I was at the Tribe game last night when they posted on the scoreboard that Josh Tomlin set a modern-era record by going “at least 5 innings in each of his first 29 career starts.”

That’s almost correct, but not quite.

Technically, there have been six other pitchers since 1919 (the baseball-reference era) to go at least five innings in each of their first 29 starts – including John Farrell who did so in 37 straight for the Tribe in 1987 and ’88. However, each of those pitchers made at least once relief appearance between starts (Farrell’s career started in relief).

Tomlin holds the record for most consecutive appearances of at least five innings.

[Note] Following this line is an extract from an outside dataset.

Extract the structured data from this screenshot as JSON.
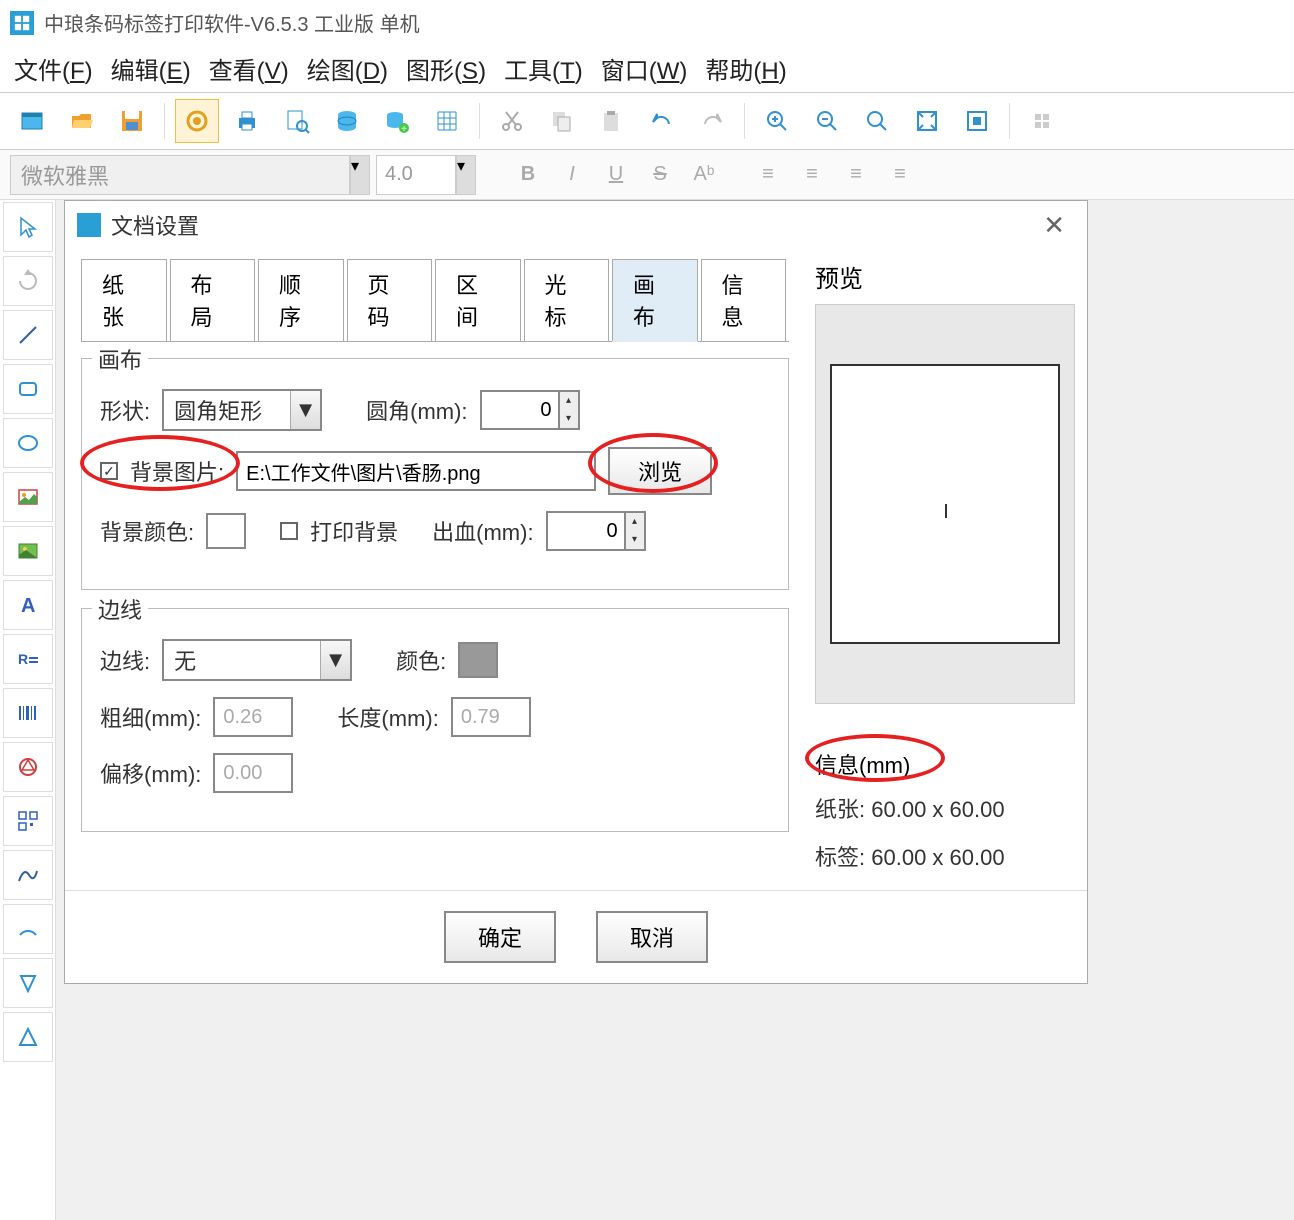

It’s an impressive streak, but also sort of a fluky one. How many pitchers actually start each of their first 29 career games?

I don’t exactly know how to answer that question, but just look at some former long-time Indians as examples:

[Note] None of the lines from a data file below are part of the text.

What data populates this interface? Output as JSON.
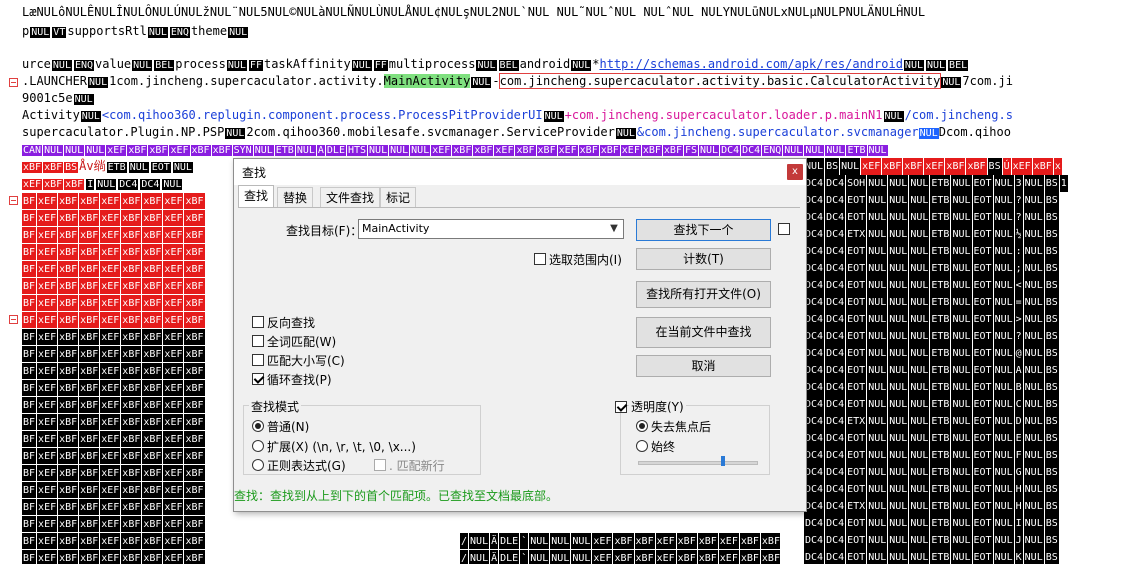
{
  "editor": {
    "line_top1": "LæNULôNULÊNULÎNULÔNULÚNULžNUL¨NUL5NUL©NULàNULÑNULÙNULÅNUL¢NULşNUL2NUL`NUL NUL˜NULˆNUL NULˆNUL NULYNULūNULxNULµNULPNULÄNULĤNUL",
    "line_top2_a": "p",
    "line_top2_ctrl1": "NUL",
    "line_top2_ctrl2": "VT",
    "line_top2_b": "supportsRtl",
    "line_top2_ctrl3": "NUL",
    "line_top2_ctrl4": "ENQ",
    "line_top2_c": "theme",
    "line_top2_ctrl5": "NUL",
    "line3_a": "urce",
    "line3_c1": "NUL",
    "line3_c2": "ENQ",
    "line3_b": "value",
    "line3_c3": "NUL",
    "line3_c4": "BEL",
    "line3_c": "process",
    "line3_c5": "NUL",
    "line3_c6": "FF",
    "line3_d": "taskAffinity",
    "line3_c7": "NUL",
    "line3_c8": "FF",
    "line3_e": "multiprocess",
    "line3_c9": "NUL",
    "line3_c10": "BEL",
    "line3_f": "android",
    "line3_c11": "NUL",
    "line3_g": "*",
    "line3_url": "http://schemas.android.com/apk/res/android",
    "line3_c12": "NUL",
    "line3_c13": "NUL",
    "line3_c14": "BEL",
    "line4_a": ".LAUNCHER",
    "line4_c1": "NUL",
    "line4_b": "1com.jincheng.supercaculator.activity.",
    "line4_match": "MainActivity",
    "line4_c2": "NUL",
    "line4_dash": "-",
    "line4_box": "com.jincheng.supercaculator.activity.basic.CalculatorActivity",
    "line4_c3": "NUL",
    "line4_c": "7com.ji",
    "line5": "9001c5e",
    "line5_c1": "NUL",
    "line6_a": "Activity",
    "line6_c1": "NUL",
    "line6_b": "<com.qihoo360.replugin.component.process.ProcessPitProviderUI",
    "line6_c2": "NUL",
    "line6_c": "+com.jincheng.supercaculator.loader.p.mainN1",
    "line6_c3": "NUL",
    "line6_d": "/com.jincheng.s",
    "line7_a": "supercaculator.Plugin.NP.PSP",
    "line7_c1": "NUL",
    "line7_b": "2com.qihoo360.mobilesafe.svcmanager.ServiceProvider",
    "line7_c2": "NUL",
    "line7_c": "&com.jincheng.supercaculator.svcmanager",
    "line7_sel": "NUL",
    "line7_d": "Dcom.qihoo",
    "line8_tokens": [
      "CAN",
      "NUL",
      "NUL",
      "NUL",
      "xEF",
      "xBF",
      "xBF",
      "xEF",
      "xBF",
      "xBF",
      "SYN",
      "NUL",
      "ETB",
      "NUL",
      "Ä",
      "DLE",
      "HTS",
      "NUL",
      "NUL",
      "NUL",
      "xEF",
      "xBF",
      "xBF",
      "xEF",
      "xBF",
      "xBF",
      "xEF",
      "xBF",
      "xBF",
      "xEF",
      "xBF",
      "xBF",
      "FS",
      "NUL",
      "DC4",
      "DC4",
      "ENQ",
      "NUL",
      "NUL",
      "NUL",
      "ETB",
      "NUL"
    ],
    "line9_a": [
      "xBF",
      "xBF",
      "BS"
    ],
    "line9_glyph": "Åv绱",
    "line9_b": [
      "ETB",
      "NUL",
      "EOT",
      "NUL"
    ],
    "line9_right": [
      "NUL",
      "BS",
      "NUL",
      "xEF",
      "xBF",
      "xBF",
      "xEF",
      "xBF",
      "xBF",
      "BS",
      "Ú",
      "xEF",
      "xBF",
      "x"
    ],
    "line10_a": [
      "xEF",
      "xBF",
      "xBF",
      "I",
      "NUL",
      "DC4",
      "DC4",
      "NUL"
    ],
    "line10_right": [
      "DC4",
      "DC4",
      "SOH",
      "NUL",
      "NUL",
      "NUL",
      "ETB",
      "NUL",
      "EOT",
      "NUL",
      "3",
      "NUL",
      "BS",
      "1"
    ],
    "red_row": [
      "BF",
      "xEF",
      "xBF",
      "xBF",
      "xEF",
      "xBF",
      "xBF",
      "xEF",
      "xBF"
    ],
    "black_row": [
      "BF",
      "xEF",
      "xBF",
      "xBF",
      "xEF",
      "xBF",
      "xBF",
      "xEF",
      "xBF"
    ],
    "right_rows": [
      [
        "DC4",
        "DC4",
        "EOT",
        "NUL",
        "NUL",
        "NUL",
        "ETB",
        "NUL",
        "EOT",
        "NUL",
        "?",
        "NUL",
        "BS"
      ],
      [
        "DC4",
        "DC4",
        "EOT",
        "NUL",
        "NUL",
        "NUL",
        "ETB",
        "NUL",
        "EOT",
        "NUL",
        "?",
        "NUL",
        "BS"
      ],
      [
        "DC4",
        "DC4",
        "ETX",
        "NUL",
        "NUL",
        "NUL",
        "ETB",
        "NUL",
        "EOT",
        "NUL",
        "½",
        "NUL",
        "BS"
      ],
      [
        "DC4",
        "DC4",
        "EOT",
        "NUL",
        "NUL",
        "NUL",
        "ETB",
        "NUL",
        "EOT",
        "NUL",
        ":",
        "NUL",
        "BS"
      ],
      [
        "DC4",
        "DC4",
        "EOT",
        "NUL",
        "NUL",
        "NUL",
        "ETB",
        "NUL",
        "EOT",
        "NUL",
        ";",
        "NUL",
        "BS"
      ],
      [
        "DC4",
        "DC4",
        "EOT",
        "NUL",
        "NUL",
        "NUL",
        "ETB",
        "NUL",
        "EOT",
        "NUL",
        "<",
        "NUL",
        "BS"
      ],
      [
        "DC4",
        "DC4",
        "EOT",
        "NUL",
        "NUL",
        "NUL",
        "ETB",
        "NUL",
        "EOT",
        "NUL",
        "=",
        "NUL",
        "BS"
      ],
      [
        "DC4",
        "DC4",
        "EOT",
        "NUL",
        "NUL",
        "NUL",
        "ETB",
        "NUL",
        "EOT",
        "NUL",
        ">",
        "NUL",
        "BS"
      ],
      [
        "DC4",
        "DC4",
        "EOT",
        "NUL",
        "NUL",
        "NUL",
        "ETB",
        "NUL",
        "EOT",
        "NUL",
        "?",
        "NUL",
        "BS"
      ],
      [
        "DC4",
        "DC4",
        "EOT",
        "NUL",
        "NUL",
        "NUL",
        "ETB",
        "NUL",
        "EOT",
        "NUL",
        "@",
        "NUL",
        "BS"
      ],
      [
        "DC4",
        "DC4",
        "EOT",
        "NUL",
        "NUL",
        "NUL",
        "ETB",
        "NUL",
        "EOT",
        "NUL",
        "A",
        "NUL",
        "BS"
      ],
      [
        "DC4",
        "DC4",
        "EOT",
        "NUL",
        "NUL",
        "NUL",
        "ETB",
        "NUL",
        "EOT",
        "NUL",
        "B",
        "NUL",
        "BS"
      ],
      [
        "DC4",
        "DC4",
        "EOT",
        "NUL",
        "NUL",
        "NUL",
        "ETB",
        "NUL",
        "EOT",
        "NUL",
        "C",
        "NUL",
        "BS"
      ],
      [
        "DC4",
        "DC4",
        "ETX",
        "NUL",
        "NUL",
        "NUL",
        "ETB",
        "NUL",
        "EOT",
        "NUL",
        "D",
        "NUL",
        "BS"
      ],
      [
        "DC4",
        "DC4",
        "EOT",
        "NUL",
        "NUL",
        "NUL",
        "ETB",
        "NUL",
        "EOT",
        "NUL",
        "E",
        "NUL",
        "BS"
      ],
      [
        "DC4",
        "DC4",
        "EOT",
        "NUL",
        "NUL",
        "NUL",
        "ETB",
        "NUL",
        "EOT",
        "NUL",
        "F",
        "NUL",
        "BS"
      ],
      [
        "DC4",
        "DC4",
        "EOT",
        "NUL",
        "NUL",
        "NUL",
        "ETB",
        "NUL",
        "EOT",
        "NUL",
        "G",
        "NUL",
        "BS"
      ],
      [
        "DC4",
        "DC4",
        "EOT",
        "NUL",
        "NUL",
        "NUL",
        "ETB",
        "NUL",
        "EOT",
        "NUL",
        "H",
        "NUL",
        "BS"
      ],
      [
        "DC4",
        "DC4",
        "ETX",
        "NUL",
        "NUL",
        "NUL",
        "ETB",
        "NUL",
        "EOT",
        "NUL",
        "H",
        "NUL",
        "BS"
      ],
      [
        "DC4",
        "DC4",
        "EOT",
        "NUL",
        "NUL",
        "NUL",
        "ETB",
        "NUL",
        "EOT",
        "NUL",
        "I",
        "NUL",
        "BS"
      ],
      [
        "DC4",
        "DC4",
        "EOT",
        "NUL",
        "NUL",
        "NUL",
        "ETB",
        "NUL",
        "EOT",
        "NUL",
        "J",
        "NUL",
        "BS"
      ],
      [
        "DC4",
        "DC4",
        "EOT",
        "NUL",
        "NUL",
        "NUL",
        "ETB",
        "NUL",
        "EOT",
        "NUL",
        "K",
        "NUL",
        "BS"
      ],
      [
        "DC4",
        "DC4",
        "ETX",
        "NUL",
        "NUL",
        "NUL",
        "ETB",
        "NUL",
        "EOT",
        "NUL",
        "L",
        "NUL",
        "BS"
      ]
    ],
    "bottom_row1": [
      "BF",
      "xEF",
      "xBF",
      "xBF",
      "xEF",
      "xBF",
      "xBF",
      "xEF",
      "xBF",
      "xBF",
      "/",
      "NUL",
      "Ä",
      "DLE",
      "`",
      "NUL",
      "NUL",
      "NUL",
      "xEF",
      "xBF",
      "xBF",
      "xEF",
      "xBF",
      "xBF",
      "xEF",
      "xBF",
      "xBF",
      "xEF",
      "xBF",
      "xBF",
      "/",
      "NUL"
    ],
    "bottom_row2": [
      "BF",
      "xEF",
      "xBF",
      "xBF",
      "xEF",
      "xBF",
      "xBF",
      "xEF",
      "xBF",
      "xBF",
      "/",
      "NUL",
      "Ä",
      "DLE",
      "`",
      "NUL",
      "NUL",
      "NUL",
      "xEF",
      "xBF",
      "xBF",
      "xEF",
      "xBF",
      "xBF",
      "xEF",
      "xBF",
      "xBF",
      "xEF",
      "xBF",
      "xBF",
      "/",
      "NUL"
    ],
    "bottom_row3": [
      "BF",
      "xEF",
      "xBF",
      "xBF",
      "xEF",
      "xBF",
      "xBF",
      "xEF",
      "xBF",
      "xBF",
      "/",
      "NUL",
      "Ä",
      "DLE",
      "`",
      "NUL",
      "NUL",
      "NUL",
      "xEF",
      "xBF",
      "xBF",
      "xEF",
      "xBF",
      "xBF",
      "xEF",
      "xBF",
      "xBF",
      "xEF",
      "xBF",
      "xBF",
      "/",
      "NUL"
    ]
  },
  "dialog": {
    "title": "查找",
    "close_label": "x",
    "tabs": [
      {
        "label": "查找"
      },
      {
        "label": "替换"
      },
      {
        "label": "文件查找"
      },
      {
        "label": "标记"
      }
    ],
    "find_target_label": "查找目标(F)：",
    "find_value": "MainActivity",
    "in_selection_label": "选取范围内(I)",
    "buttons": {
      "find_next": "查找下一个",
      "count": "计数(T)",
      "find_all_open": "查找所有打开文件(O)",
      "find_in_current": "在当前文件中查找",
      "cancel": "取消"
    },
    "options": {
      "reverse": "反向查找",
      "whole_word": "全词匹配(W)",
      "match_case": "匹配大小写(C)",
      "wrap": "循环查找(P)"
    },
    "search_mode": {
      "title": "查找模式",
      "normal": "普通(N)",
      "extended": "扩展(X) (\\n, \\r, \\t, \\0, \\x...)",
      "regex": "正则表达式(G)",
      "dot_newline": ". 匹配新行"
    },
    "transparency": {
      "title": "透明度(Y)",
      "on_lose_focus": "失去焦点后",
      "always": "始终",
      "slider_value": 0.72
    },
    "status": "查找：查找到从上到下的首个匹配项。已查找至文档最底部。"
  }
}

  • Charles Nagy started over 200 consecutive games for the Indians, a streak which began in his rookie year. However, he did make one relief appearance as a rookie in 1990.
  • Bartolo Colon started all but two games in his Indians career, but both his relief appearances came as a rookie.
  • CC Sabathia, like Tomlin, is a rare exception to the rule. Amazingly, Sabathia has never made a relief appearance in his 11 seasons in the big leagues.

Tomlin’s 6-inning start streak ends

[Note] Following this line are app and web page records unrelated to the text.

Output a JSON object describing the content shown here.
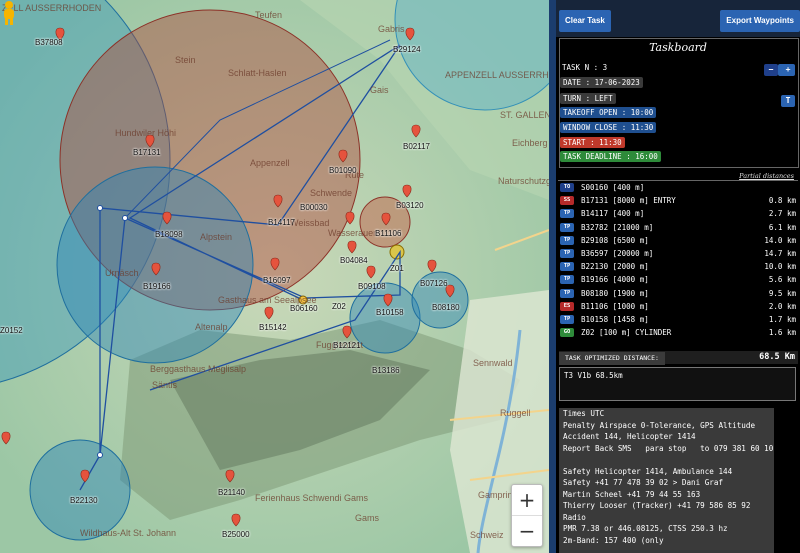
{
  "map": {
    "places": [
      "ZELL AUSSERRHODEN",
      "Teufen",
      "Stein",
      "Schlatt-Haslen",
      "Appenzell",
      "Gais",
      "Gabris",
      "Schwende",
      "Rüte",
      "Weissbad",
      "Wasserauen",
      "Alpstein",
      "Säntis",
      "Altenalp",
      "Fugglenfirst",
      "Sennwald",
      "Ruggell",
      "Gams",
      "Gamprin",
      "Eichberg",
      "Naturschutzgebiet",
      "Wildhaus-Alt St. Johann",
      "Hundwiler Höhi",
      "Ferienhaus Schwendi Gams",
      "Urnäsch",
      "APPENZELL AUSSERRHODEN",
      "ST. GALLEN",
      "Berggasthaus Meglisalp",
      "Gasthaus am Seealpsee",
      "Schweiz"
    ],
    "waypoints": [
      "B37808",
      "B29124",
      "B17131",
      "B01090",
      "B02117",
      "B18098",
      "B14117",
      "B00030",
      "B03120",
      "B11106",
      "B04084",
      "B19166",
      "B16097",
      "B06160",
      "B09108",
      "B07126",
      "Z02",
      "Z01",
      "B10158",
      "B08180",
      "B15142",
      "B12121",
      "B13186",
      "B22130",
      "B21140",
      "B25000",
      "Z0152"
    ],
    "zoom_in": "+",
    "zoom_out": "−",
    "pegman_icon": "pegman-icon"
  },
  "toolbar": {
    "clear_task": "Clear Task",
    "export_waypoints": "Export Waypoints"
  },
  "taskboard": {
    "title": "Taskboard",
    "task_n": "TASK N : 3",
    "date": "DATE : 17-06-2023",
    "turn": "TURN : LEFT",
    "takeoff_open": "TAKEOFF OPEN : 10:00",
    "window_close": "WINDOW CLOSE : 11:30",
    "start": "START : 11:30",
    "task_deadline": "TASK DEADLINE : 16:00",
    "minus": "-",
    "plus": "+",
    "t_button": "T",
    "partial_distances": "Partial distances"
  },
  "turnpoints": [
    {
      "tag": "TO",
      "name": "S00160 [400 m]",
      "dist": "",
      "color": "#1f3f8a"
    },
    {
      "tag": "SS",
      "name": "B17131 [8000 m] ENTRY",
      "dist": "0.8 km",
      "color": "#b52a2a"
    },
    {
      "tag": "TP",
      "name": "B14117 [400 m]",
      "dist": "2.7 km",
      "color": "#2b64b2"
    },
    {
      "tag": "TP",
      "name": "B32782 [21000 m]",
      "dist": "6.1 km",
      "color": "#2b64b2"
    },
    {
      "tag": "TP",
      "name": "B29108 [6500 m]",
      "dist": "14.0 km",
      "color": "#2b64b2"
    },
    {
      "tag": "TP",
      "name": "B36597 [20000 m]",
      "dist": "14.7 km",
      "color": "#2b64b2"
    },
    {
      "tag": "TP",
      "name": "B22130 [2000 m]",
      "dist": "10.0 km",
      "color": "#2b64b2"
    },
    {
      "tag": "TP",
      "name": "B19166 [4000 m]",
      "dist": "5.6 km",
      "color": "#2b64b2"
    },
    {
      "tag": "TP",
      "name": "B08180 [1900 m]",
      "dist": "9.5 km",
      "color": "#2b64b2"
    },
    {
      "tag": "ES",
      "name": "B11106 [1000 m]",
      "dist": "2.0 km",
      "color": "#b52a2a"
    },
    {
      "tag": "TP",
      "name": "B10158 [1458 m]",
      "dist": "1.7 km",
      "color": "#2b64b2"
    },
    {
      "tag": "GO",
      "name": "Z02 [100 m] CYLINDER",
      "dist": "1.6 km",
      "color": "#2e8b3a"
    }
  ],
  "optimized": {
    "label": "TASK OPTIMIZED DISTANCE:",
    "value": "68.5 Km"
  },
  "task_code": "T3 V1b 68.5km",
  "notes": "Times UTC\nPenalty Airspace 0-Tolerance, GPS Altitude\nAccident 144, Helicopter 1414\nReport Back SMS   para stop   to 079 381 60 10\n\nSafety Helicopter 1414, Ambulance 144\nSafety +41 77 478 39 02 > Dani Graf\nMartin Scheel +41 79 44 55 163\nThierry Looser (Tracker) +41 79 586 85 92\nRadio\nPMR 7.38 or 446.08125, CTSS 250.3 hz\n2m-Band: 157 400 (only",
  "colors": {
    "panel_bg": "#000000",
    "button_blue": "#2b64b2",
    "red_chip": "#c0392b",
    "green_chip": "#2e8b3a",
    "blue_chip": "#1f4f8f"
  }
}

Things have been going downhill for Josh Tomlin for the past two weeks, but it wasn’t until Sunday that his streak of six-inning starts came to a halt.

Prior to his start against the Yankees Tomlin had gone at least six innings in each of his 12 starts – the longest streak to open a season since Greg Swindell in 1988. Over the past 50 seasons, only four different pitchers had opened the season with a streak longer than Tomlin’s.

But now Tomlin has another streak to worry about.

In each of his last three starts he’s allowed six earned runs – the Tribe’s longest streak since Cliff Lee in August, 2007.

No Indians pitcher has allowed six earned runs in four consecutive games since Wes Ferrell in 1933.

10 career wins for Tomlin

Josh Tomlin has 10 wins through his first 17 career games (all starts) – the most by a Tribe pitcher in the last 90 years.

His 10 wins in 17 games surpasses the mark previously shared by Jaret Wright and Luis Tiant. Only five others have had as many as eight wins in their fist 17 career games.

Player #Matching ▾ W L W-L% ERA GS IP ER WHIP
Josh Tomlin 17 Ind. Games 10 4 .714 3.91 17 106.0 46 1.14
Luis Tiant 17 Ind. Games 9 4 .692 3.13 14 112.0 39 1.16
Jaret Wright 17 Ind. Games 9 3 .750 4.53 17 95.1 48 1.30
Herb Score 17 Ind. Games 8 6 .571 3.08 16 120.0 41 1.41
Gene Bearden 17 Ind. Games 8 3 .727 2.79 13 100.0 31 1.34
John Farrell 17 Ind. Games 8 3 .727 3.00 16 123.0 41 1.20
Provided by Baseball-Reference.com: View Play Index Tool Used
Generated 5/3/2011.

Three-pitch save

Chris Perez needed just three pitches to pick up his 6th save of the season on Wednesday night against the Royals. It was the Indians first three-pitch save since Danys Baez had one, also against the Royals, in 2002.

Baseball-reference has pitch count data back through 80s and some data here and there before that. Their Play Index turns up 21 other three-pitch saves for the Indians, but only two three-out, three-pitch saves.

The first belongs to Doug Jones, who retired needed just three pitchers to retire – who else- the Royals on May 4, 1989. However, that one is a little quirky because Jones only faced two batters. John Farrell came out to pitch the 9th, looking for a shutout, but the first two batters reached base. Jones then entered the game and induced a double-play off the bat of Jim Eisenreich and then got Danny Tartabull to ground out to short.

A very similar situation arose for Bob Wickman in 2001 against the Tigers. He entered the game with runners on 2nd and 3rd and no outs, and picked up the first out on a fielder’s choice off the bat of Dean Palmer. The next batter, Deivi Cruz, then hit into a game-ending double play.

Those are the only two three-pitch saves the Play Index turns up in which the closer faced more than one batter.